Items from an interface collection:
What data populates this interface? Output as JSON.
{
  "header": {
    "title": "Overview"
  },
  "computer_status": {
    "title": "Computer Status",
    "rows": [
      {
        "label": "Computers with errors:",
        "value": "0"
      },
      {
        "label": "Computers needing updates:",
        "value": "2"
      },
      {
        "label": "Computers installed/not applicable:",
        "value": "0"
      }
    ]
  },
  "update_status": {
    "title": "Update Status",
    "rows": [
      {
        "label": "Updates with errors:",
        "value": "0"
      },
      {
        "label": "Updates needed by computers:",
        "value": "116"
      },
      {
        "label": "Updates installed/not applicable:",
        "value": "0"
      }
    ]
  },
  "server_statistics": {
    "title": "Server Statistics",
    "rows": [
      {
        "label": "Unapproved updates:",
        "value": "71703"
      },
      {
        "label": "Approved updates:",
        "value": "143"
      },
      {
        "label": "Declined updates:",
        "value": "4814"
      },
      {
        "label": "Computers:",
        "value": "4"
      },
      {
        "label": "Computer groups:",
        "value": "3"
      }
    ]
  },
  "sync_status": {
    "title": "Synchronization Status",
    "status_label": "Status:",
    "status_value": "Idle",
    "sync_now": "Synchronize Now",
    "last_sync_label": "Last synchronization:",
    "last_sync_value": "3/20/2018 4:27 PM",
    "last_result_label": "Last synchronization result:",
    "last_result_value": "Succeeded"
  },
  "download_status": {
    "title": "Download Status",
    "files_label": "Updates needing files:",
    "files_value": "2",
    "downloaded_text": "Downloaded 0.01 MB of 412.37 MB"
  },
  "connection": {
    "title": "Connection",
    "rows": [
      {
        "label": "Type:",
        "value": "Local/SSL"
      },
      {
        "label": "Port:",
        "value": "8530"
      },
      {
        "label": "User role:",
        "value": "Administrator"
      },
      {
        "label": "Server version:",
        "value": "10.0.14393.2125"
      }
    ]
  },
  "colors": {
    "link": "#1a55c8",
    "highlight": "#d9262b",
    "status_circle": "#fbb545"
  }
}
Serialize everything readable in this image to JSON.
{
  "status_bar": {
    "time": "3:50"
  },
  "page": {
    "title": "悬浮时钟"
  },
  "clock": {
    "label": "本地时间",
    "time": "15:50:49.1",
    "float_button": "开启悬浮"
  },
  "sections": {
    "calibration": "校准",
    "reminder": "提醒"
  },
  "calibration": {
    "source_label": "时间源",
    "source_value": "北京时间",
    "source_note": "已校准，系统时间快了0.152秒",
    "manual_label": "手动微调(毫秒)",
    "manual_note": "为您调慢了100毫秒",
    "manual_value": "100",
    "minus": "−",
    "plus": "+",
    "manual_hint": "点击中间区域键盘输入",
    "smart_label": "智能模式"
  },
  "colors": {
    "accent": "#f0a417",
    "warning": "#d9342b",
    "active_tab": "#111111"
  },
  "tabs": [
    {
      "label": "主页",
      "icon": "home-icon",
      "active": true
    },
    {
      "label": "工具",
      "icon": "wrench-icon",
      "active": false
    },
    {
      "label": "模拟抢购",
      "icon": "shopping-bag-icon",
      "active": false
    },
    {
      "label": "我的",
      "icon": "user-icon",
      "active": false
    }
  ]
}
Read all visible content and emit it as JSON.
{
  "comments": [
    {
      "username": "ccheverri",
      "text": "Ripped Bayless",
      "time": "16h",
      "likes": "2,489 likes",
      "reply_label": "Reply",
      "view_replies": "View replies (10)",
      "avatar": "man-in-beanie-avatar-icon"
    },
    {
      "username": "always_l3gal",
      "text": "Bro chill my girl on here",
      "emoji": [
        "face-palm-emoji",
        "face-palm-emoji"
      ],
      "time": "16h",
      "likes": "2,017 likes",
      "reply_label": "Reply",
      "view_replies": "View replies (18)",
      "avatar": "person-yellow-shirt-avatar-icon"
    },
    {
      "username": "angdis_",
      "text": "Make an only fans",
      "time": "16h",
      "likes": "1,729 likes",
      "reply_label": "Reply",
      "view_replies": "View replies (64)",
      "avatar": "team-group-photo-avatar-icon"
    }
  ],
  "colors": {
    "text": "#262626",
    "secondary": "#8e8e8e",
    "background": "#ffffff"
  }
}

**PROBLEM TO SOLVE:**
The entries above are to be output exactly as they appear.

**ANSWER SECTION:**
What data populates this interface? Output as JSON.
{
  "header": {
    "title": "Overview"
  },
  "computer_status": {
    "title": "Computer Status",
    "rows": [
      {
        "label": "Computers with errors:",
        "value": "0"
      },
      {
        "label": "Computers needing updates:",
        "value": "2"
      },
      {
        "label": "Computers installed/not applicable:",
        "value": "0"
      }
    ]
  },
  "update_status": {
    "title": "Update Status",
    "rows": [
      {
        "label": "Updates with errors:",
        "value": "0"
      },
      {
        "label": "Updates needed by computers:",
        "value": "116"
      },
      {
        "label": "Updates installed/not applicable:",
        "value": "0"
      }
    ]
  },
  "server_statistics": {
    "title": "Server Statistics",
    "rows": [
      {
        "label": "Unapproved updates:",
        "value": "71703"
      },
      {
        "label": "Approved updates:",
        "value": "143"
      },
      {
        "label": "Declined updates:",
        "value": "4814"
      },
      {
        "label": "Computers:",
        "value": "4"
      },
      {
        "label": "Computer groups:",
        "value": "3"
      }
    ]
  },
  "sync_status": {
    "title": "Synchronization Status",
    "status_label": "Status:",
    "status_value": "Idle",
    "sync_now": "Synchronize Now",
    "last_sync_label": "Last synchronization:",
    "last_sync_value": "3/20/2018 4:27 PM",
    "last_result_label": "Last synchronization result:",
    "last_result_value": "Succeeded"
  },
  "download_status": {
    "title": "Download Status",
    "files_label": "Updates needing files:",
    "files_value": "2",
    "downloaded_text": "Downloaded 0.01 MB of 412.37 MB"
  },
  "connection": {
    "title": "Connection",
    "rows": [
      {
        "label": "Type:",
        "value": "Local/SSL"
      },
      {
        "label": "Port:",
        "value": "8530"
      },
      {
        "label": "User role:",
        "value": "Administrator"
      },
      {
        "label": "Server version:",
        "value": "10.0.14393.2125"
      }
    ]
  },
  "colors": {
    "link": "#1a55c8",
    "highlight": "#d9262b",
    "status_circle": "#fbb545"
  }
}
Serialize everything readable in this image to JSON.
{
  "status_bar": {
    "time": "3:50"
  },
  "page": {
    "title": "悬浮时钟"
  },
  "clock": {
    "label": "本地时间",
    "time": "15:50:49.1",
    "float_button": "开启悬浮"
  },
  "sections": {
    "calibration": "校准",
    "reminder": "提醒"
  },
  "calibration": {
    "source_label": "时间源",
    "source_value": "北京时间",
    "source_note": "已校准，系统时间快了0.152秒",
    "manual_label": "手动微调(毫秒)",
    "manual_note": "为您调慢了100毫秒",
    "manual_value": "100",
    "minus": "−",
    "plus": "+",
    "manual_hint": "点击中间区域键盘输入",
    "smart_label": "智能模式"
  },
  "colors": {
    "accent": "#f0a417",
    "warning": "#d9342b",
    "active_tab": "#111111"
  },
  "tabs": [
    {
      "label": "主页",
      "icon": "home-icon",
      "active": true
    },
    {
      "label": "工具",
      "icon": "wrench-icon",
      "active": false
    },
    {
      "label": "模拟抢购",
      "icon": "shopping-bag-icon",
      "active": false
    },
    {
      "label": "我的",
      "icon": "user-icon",
      "active": false
    }
  ]
}
Read all visible content and emit it as JSON.
{
  "comments": [
    {
      "username": "ccheverri",
      "text": "Ripped Bayless",
      "time": "16h",
      "likes": "2,489 likes",
      "reply_label": "Reply",
      "view_replies": "View replies (10)",
      "avatar": "man-in-beanie-avatar-icon"
    },
    {
      "username": "always_l3gal",
      "text": "Bro chill my girl on here",
      "emoji": [
        "face-palm-emoji",
        "face-palm-emoji"
      ],
      "time": "16h",
      "likes": "2,017 likes",
      "reply_label": "Reply",
      "view_replies": "View replies (18)",
      "avatar": "person-yellow-shirt-avatar-icon"
    },
    {
      "username": "angdis_",
      "text": "Make an only fans",
      "time": "16h",
      "likes": "1,729 likes",
      "reply_label": "Reply",
      "view_replies": "View replies (64)",
      "avatar": "team-group-photo-avatar-icon"
    }
  ],
  "colors": {
    "text": "#262626",
    "secondary": "#8e8e8e",
    "background": "#ffffff"
  }
}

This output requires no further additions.